▶ **LISTED ENTRIES**
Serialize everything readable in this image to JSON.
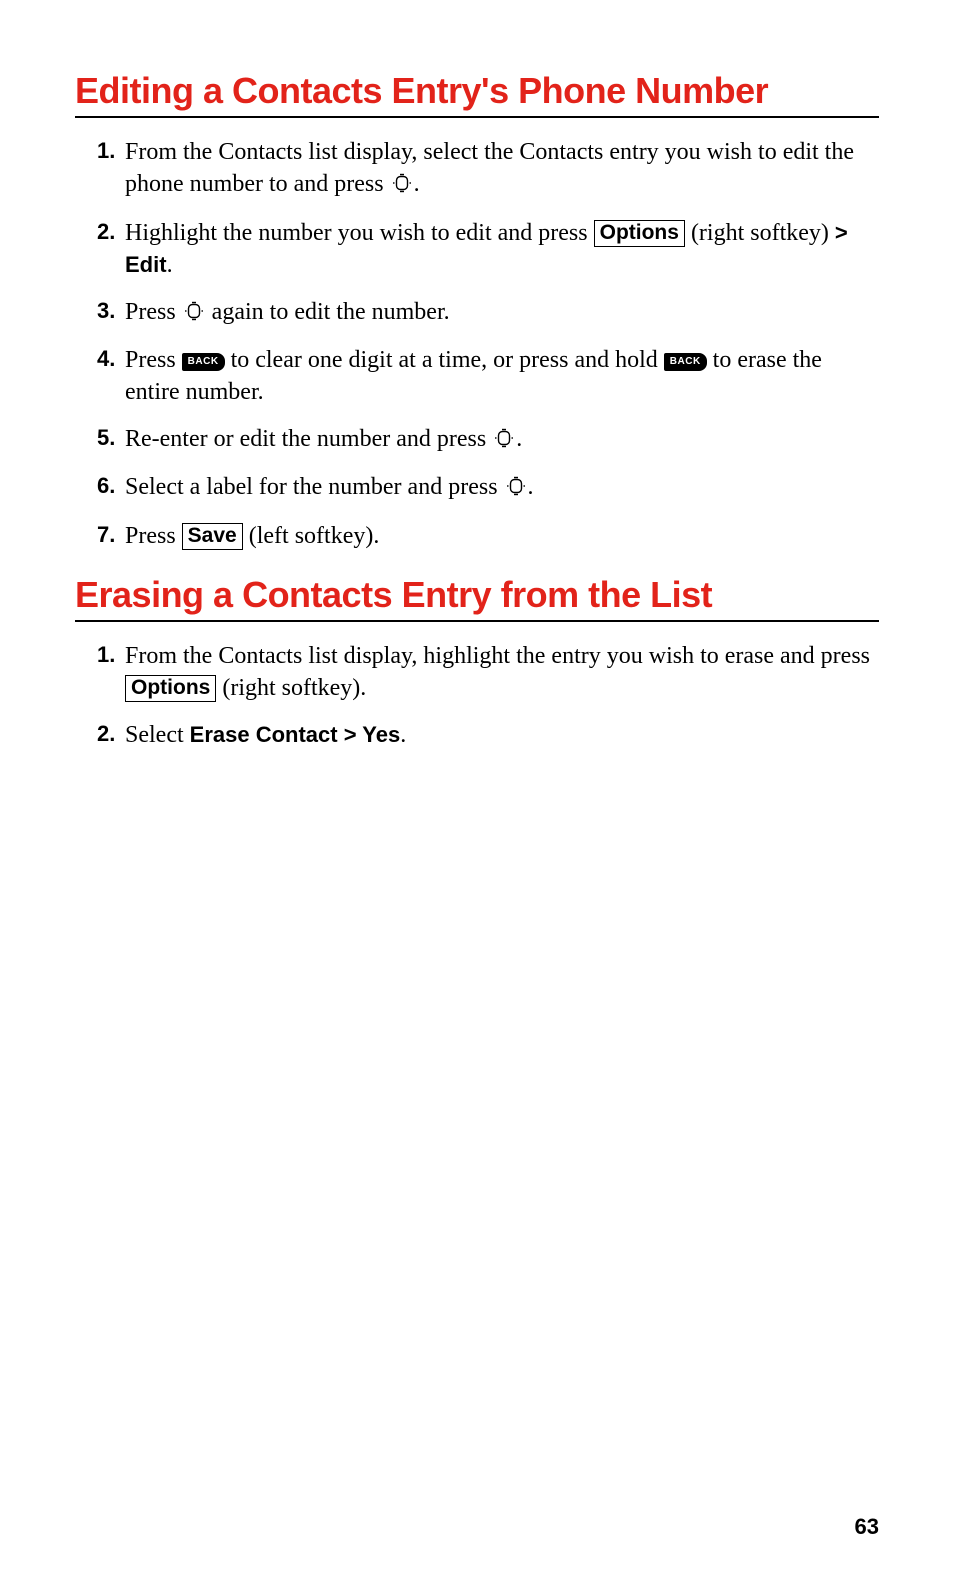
{
  "section1": {
    "title": "Editing a Contacts Entry's Phone Number",
    "steps": {
      "s1a": "From the Contacts list display, select the Contacts entry you wish to edit the phone number to and press ",
      "s1b": ".",
      "s2a": "Highlight the number you wish to edit and press ",
      "s2_opt": "Options",
      "s2b": " (right softkey) ",
      "s2_bold": "> Edit",
      "s2c": ".",
      "s3a": "Press ",
      "s3b": " again to edit the number.",
      "s4a": "Press ",
      "s4_back1": "BACK",
      "s4b": " to clear one digit at a time, or press and hold ",
      "s4_back2": "BACK",
      "s4c": " to erase the entire number.",
      "s5a": "Re-enter or edit the number and press ",
      "s5b": ".",
      "s6a": "Select a label for the number and press ",
      "s6b": ".",
      "s7a": "Press ",
      "s7_save": "Save",
      "s7b": " (left softkey)."
    },
    "nums": {
      "n1": "1.",
      "n2": "2.",
      "n3": "3.",
      "n4": "4.",
      "n5": "5.",
      "n6": "6.",
      "n7": "7."
    }
  },
  "section2": {
    "title": "Erasing a Contacts Entry from the List",
    "steps": {
      "s1a": "From the Contacts list display, highlight the entry you wish to erase and press ",
      "s1_opt": "Options",
      "s1b": " (right softkey).",
      "s2a": "Select ",
      "s2_bold": "Erase Contact > Yes",
      "s2b": "."
    },
    "nums": {
      "n1": "1.",
      "n2": "2."
    }
  },
  "page_number": "63"
}
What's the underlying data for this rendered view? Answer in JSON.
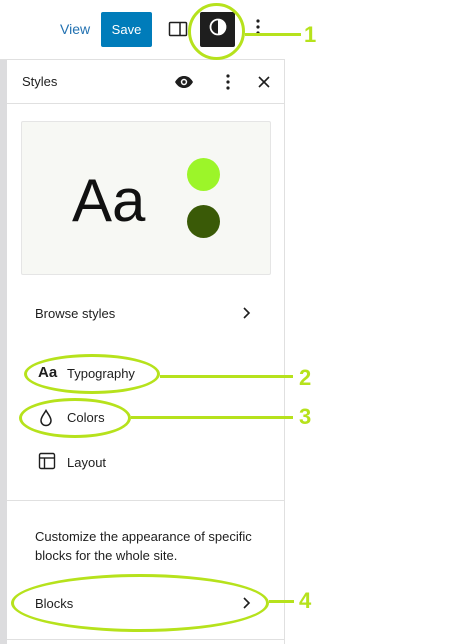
{
  "toolbar": {
    "view_label": "View",
    "save_label": "Save",
    "sidebar_icon": "sidebar-panel-icon",
    "styles_icon": "half-circle-contrast-icon",
    "more_icon": "vertical-dots-icon"
  },
  "panel": {
    "title": "Styles",
    "header_icons": [
      "eye-icon",
      "vertical-dots-icon",
      "close-icon"
    ],
    "preview": {
      "sample_text": "Aa",
      "colors": [
        "#9cf529",
        "#3a5a07"
      ]
    },
    "browse_label": "Browse styles",
    "items": [
      {
        "label": "Typography",
        "icon": "aa-typography-icon"
      },
      {
        "label": "Colors",
        "icon": "droplet-icon"
      },
      {
        "label": "Layout",
        "icon": "layout-icon"
      }
    ],
    "description": "Customize the appearance of specific blocks for the whole site.",
    "blocks_label": "Blocks"
  },
  "annotations": {
    "color": "#b6e21c",
    "labels": [
      "1",
      "2",
      "3",
      "4"
    ]
  },
  "colors": {
    "accent": "#007cba",
    "link": "#2271b1",
    "dark": "#1e1e1e"
  }
}
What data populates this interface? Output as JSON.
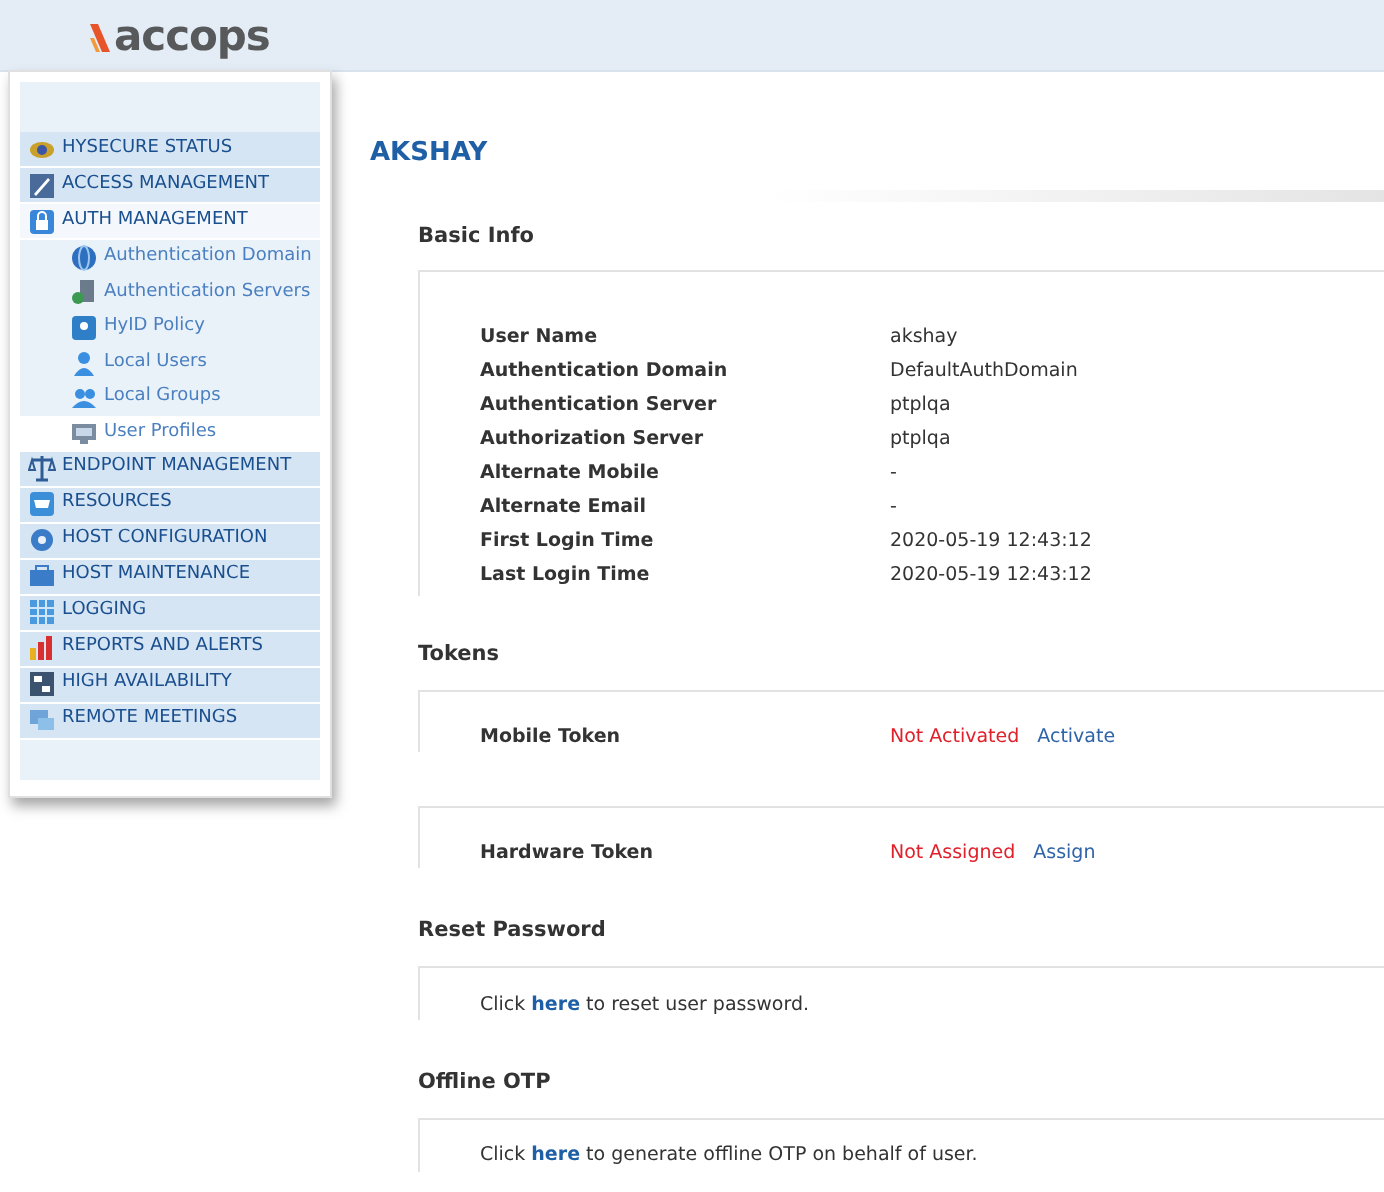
{
  "logo": {
    "text": "accops"
  },
  "menu": [
    {
      "label": "HYSECURE STATUS",
      "selected": false,
      "expanded": false
    },
    {
      "label": "ACCESS MANAGEMENT",
      "selected": false,
      "expanded": false
    },
    {
      "label": "AUTH MANAGEMENT",
      "selected": false,
      "expanded": true,
      "children": [
        {
          "label": "Authentication Domain",
          "selected": false
        },
        {
          "label": "Authentication Servers",
          "selected": false
        },
        {
          "label": "HyID Policy",
          "selected": false
        },
        {
          "label": "Local Users",
          "selected": false
        },
        {
          "label": "Local Groups",
          "selected": false
        },
        {
          "label": "User Profiles",
          "selected": true
        }
      ]
    },
    {
      "label": "ENDPOINT MANAGEMENT",
      "selected": false,
      "expanded": false
    },
    {
      "label": "RESOURCES",
      "selected": false,
      "expanded": false
    },
    {
      "label": "HOST CONFIGURATION",
      "selected": false,
      "expanded": false
    },
    {
      "label": "HOST MAINTENANCE",
      "selected": false,
      "expanded": false
    },
    {
      "label": "LOGGING",
      "selected": false,
      "expanded": false
    },
    {
      "label": "REPORTS AND ALERTS",
      "selected": false,
      "expanded": false
    },
    {
      "label": "HIGH AVAILABILITY",
      "selected": false,
      "expanded": false
    },
    {
      "label": "REMOTE MEETINGS",
      "selected": false,
      "expanded": false
    }
  ],
  "page_title": "AKSHAY",
  "basic_info": {
    "heading": "Basic Info",
    "rows": [
      {
        "label": "User Name",
        "value": "akshay"
      },
      {
        "label": "Authentication Domain",
        "value": "DefaultAuthDomain"
      },
      {
        "label": "Authentication Server",
        "value": "ptplqa"
      },
      {
        "label": "Authorization Server",
        "value": "ptplqa"
      },
      {
        "label": "Alternate Mobile",
        "value": "-"
      },
      {
        "label": "Alternate Email",
        "value": "-"
      },
      {
        "label": "First Login Time",
        "value": "2020-05-19 12:43:12"
      },
      {
        "label": "Last Login Time",
        "value": "2020-05-19 12:43:12"
      }
    ]
  },
  "tokens": {
    "heading": "Tokens",
    "items": [
      {
        "label": "Mobile Token",
        "status": "Not Activated",
        "action": "Activate"
      },
      {
        "label": "Hardware Token",
        "status": "Not Assigned",
        "action": "Assign"
      }
    ]
  },
  "actions": [
    {
      "heading": "Reset Password",
      "before": "Click",
      "link": "here",
      "after": "to reset user password."
    },
    {
      "heading": "Offline OTP",
      "before": "Click",
      "link": "here",
      "after": "to generate offline OTP on behalf of user."
    }
  ]
}
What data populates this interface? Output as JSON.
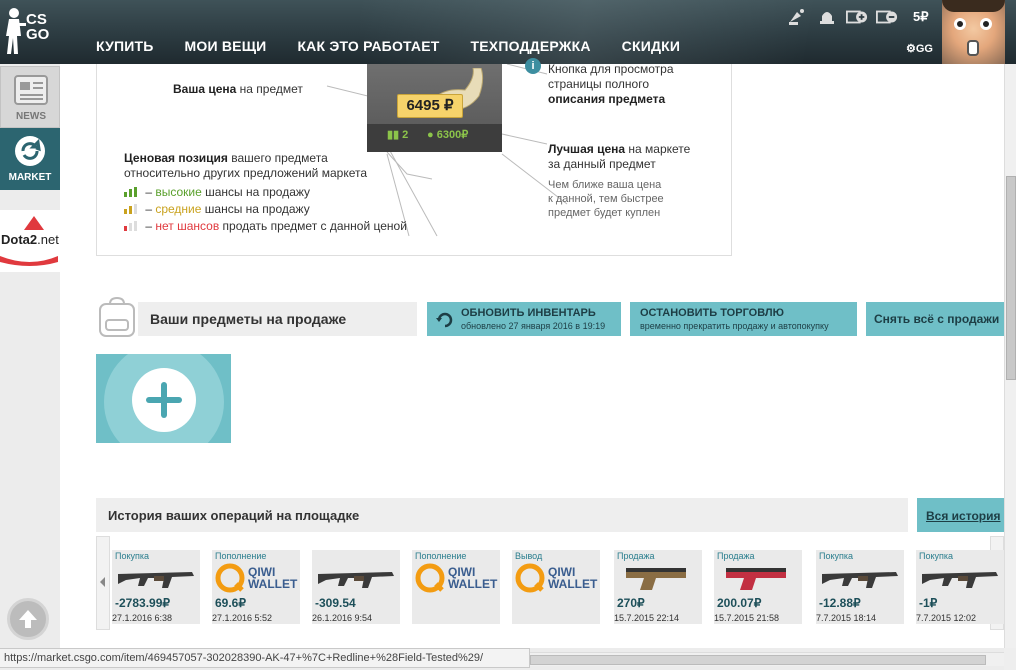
{
  "header": {
    "logo_text": "CS GO",
    "nav": [
      "КУПИТЬ",
      "МОИ ВЕЩИ",
      "КАК ЭТО РАБОТАЕТ",
      "ТЕХПОДДЕРЖКА",
      "СКИДКИ"
    ],
    "balance": "5₽",
    "gg_label": "GG",
    "icons": [
      "satellite-icon",
      "bell-icon",
      "add-funds-icon",
      "withdraw-icon"
    ]
  },
  "sidebar": {
    "news_label": "NEWS",
    "market_label": "MARKET",
    "dota_label_a": "Dota2",
    "dota_label_b": ".net"
  },
  "info": {
    "your_price_bold": "Ваша цена",
    "your_price_rest": " на предмет",
    "card_price": "6495 ₽",
    "card_count": "2",
    "card_best": "6300₽",
    "info_button": "i",
    "position_bold": "Ценовая позиция",
    "position_rest": " вашего предмета",
    "position_line2": "относительно других предложений маркета",
    "legend": [
      {
        "dash": " – ",
        "word": "высокие",
        "rest": " шансы на продажу",
        "tone": "hi"
      },
      {
        "dash": " – ",
        "word": "средние",
        "rest": " шансы на продажу",
        "tone": "mid"
      },
      {
        "dash": " – ",
        "word": "нет шансов",
        "rest": " продать предмет с данной ценой",
        "tone": "lo"
      }
    ],
    "button_line1": "Кнопка для просмотра",
    "button_line2": "страницы полного",
    "button_line3": "описания предмета",
    "best_bold": "Лучшая цена",
    "best_rest": " на маркете",
    "best_line2": "за данный предмет",
    "hint_line1": "Чем ближе ваша цена",
    "hint_line2": "к данной, тем быстрее",
    "hint_line3": "предмет будет куплен"
  },
  "sale": {
    "title": "Ваши предметы на продаже",
    "refresh_title": "ОБНОВИТЬ ИНВЕНТАРЬ",
    "refresh_sub": "обновлено 27 января 2016 в 19:19",
    "stop_title": "ОСТАНОВИТЬ ТОРГОВЛЮ",
    "stop_sub": "временно прекратить продажу и автопокупку",
    "remove_all": "Снять всё с продажи"
  },
  "history": {
    "title": "История ваших операций на площадке",
    "all_link": "Вся история",
    "items": [
      {
        "kind": "Покупка",
        "amount": "-2783.99₽",
        "date": "27.1.2016 6:38",
        "pic": "rifle"
      },
      {
        "kind": "Пополнение",
        "amount": "69.6₽",
        "date": "27.1.2016 5:52",
        "pic": "qiwi"
      },
      {
        "kind": "",
        "amount": "-309.54",
        "date": "26.1.2016 9:54",
        "pic": "rifle"
      },
      {
        "kind": "Пополнение",
        "amount": "",
        "date": "",
        "pic": "qiwi"
      },
      {
        "kind": "Вывод",
        "amount": "",
        "date": "",
        "pic": "qiwi"
      },
      {
        "kind": "Продажа",
        "amount": "270₽",
        "date": "15.7.2015 22:14",
        "pic": "pistol"
      },
      {
        "kind": "Продажа",
        "amount": "200.07₽",
        "date": "15.7.2015 21:58",
        "pic": "pistol2"
      },
      {
        "kind": "Покупка",
        "amount": "-12.88₽",
        "date": "7.7.2015 18:14",
        "pic": "rifle"
      },
      {
        "kind": "Покупка",
        "amount": "-1₽",
        "date": "7.7.2015 12:02",
        "pic": "rifle"
      }
    ],
    "qiwi_line1": "QIWI",
    "qiwi_line2": "WALLET"
  },
  "status_url": "https://market.csgo.com/item/469457057-302028390-AK-47+%7C+Redline+%28Field-Tested%29/",
  "colors": {
    "accent": "#6fbfc7",
    "header": "#2c3b41",
    "high": "#5aa02c",
    "mid": "#c9a21e",
    "low": "#e0393e"
  }
}
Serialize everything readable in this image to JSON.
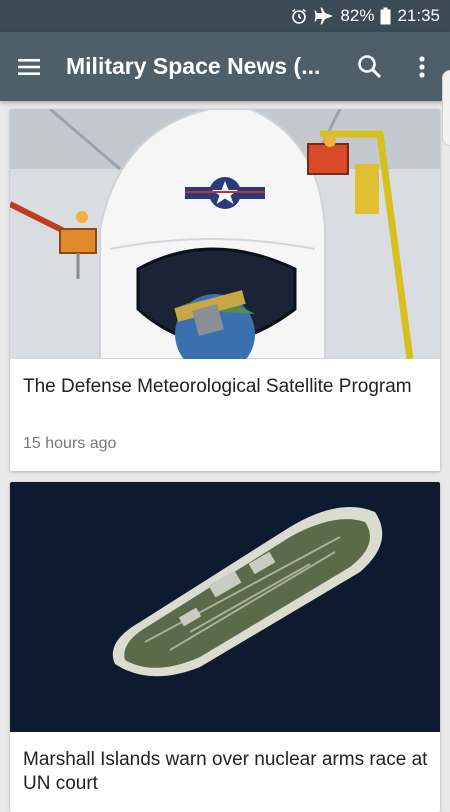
{
  "status_bar": {
    "battery": "82%",
    "time": "21:35",
    "icons": [
      "alarm-icon",
      "airplane-icon",
      "battery-icon"
    ]
  },
  "toolbar": {
    "title": "Military Space News (...",
    "icons": [
      "menu-icon",
      "search-icon",
      "more-vert-icon"
    ]
  },
  "colors": {
    "status_bar": "#3b4a53",
    "toolbar": "#4e5f69",
    "background": "#e9e9e9",
    "card": "#ffffff"
  },
  "feed": {
    "articles": [
      {
        "headline": "The Defense Meteorological Satellite Program",
        "time": "15 hours ago"
      },
      {
        "headline": "Marshall Islands warn over nuclear arms race at UN court",
        "time": ""
      }
    ]
  }
}
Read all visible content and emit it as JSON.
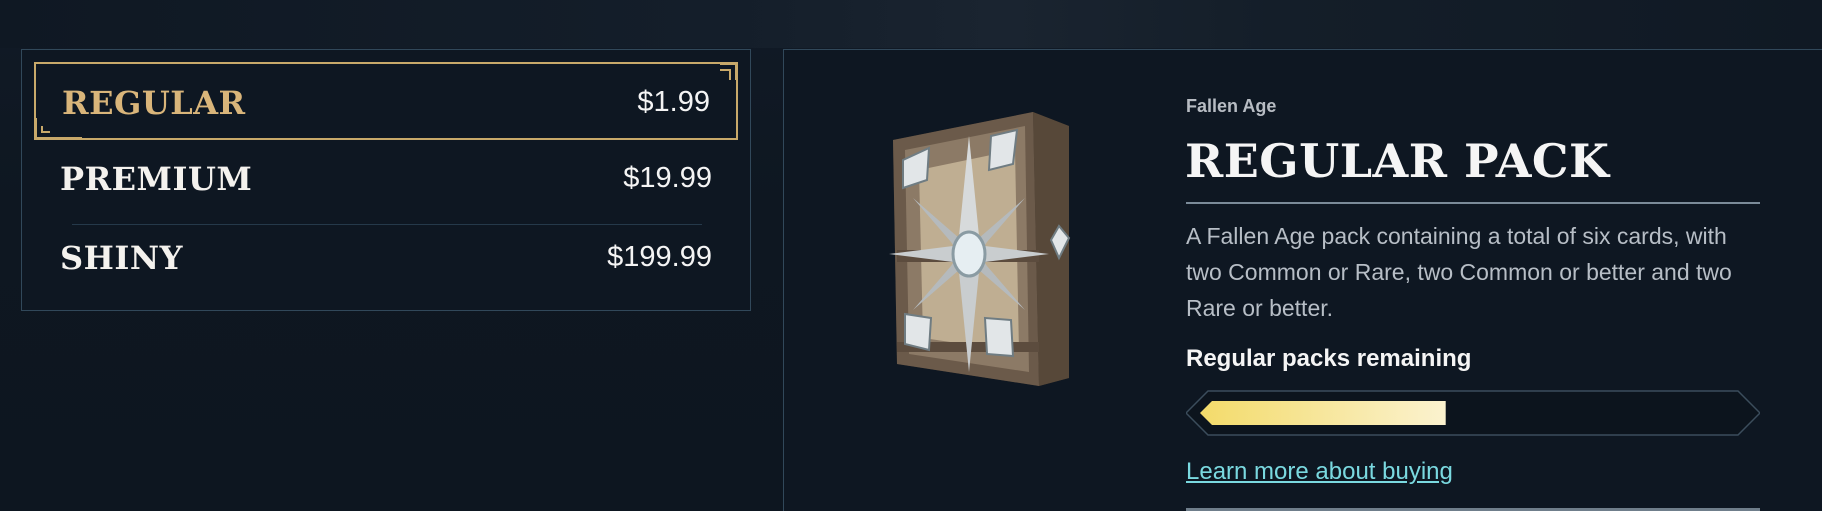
{
  "tiers": [
    {
      "name": "REGULAR",
      "price": "$1.99",
      "selected": true
    },
    {
      "name": "PREMIUM",
      "price": "$19.99",
      "selected": false
    },
    {
      "name": "SHINY",
      "price": "$199.99",
      "selected": false
    }
  ],
  "detail": {
    "franchise": "Fallen Age",
    "title": "REGULAR PACK",
    "description": "A Fallen Age pack containing a total of six cards, with two Common or Rare, two Common or better and two Rare or better.",
    "remaining_label": "Regular packs remaining",
    "remaining_fraction": 0.45,
    "learn_more": "Learn more about buying"
  },
  "colors": {
    "gold_accent": "#c8a96a",
    "selected_text": "#d9b57a",
    "link": "#7ad9e0",
    "progress_fill": "#f3df7d"
  },
  "icons": {
    "pack": "fallen-age-card-pack-icon"
  }
}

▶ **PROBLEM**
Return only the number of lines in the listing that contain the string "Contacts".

▶ **SOLUTION FOR THIS PROBLEM**
4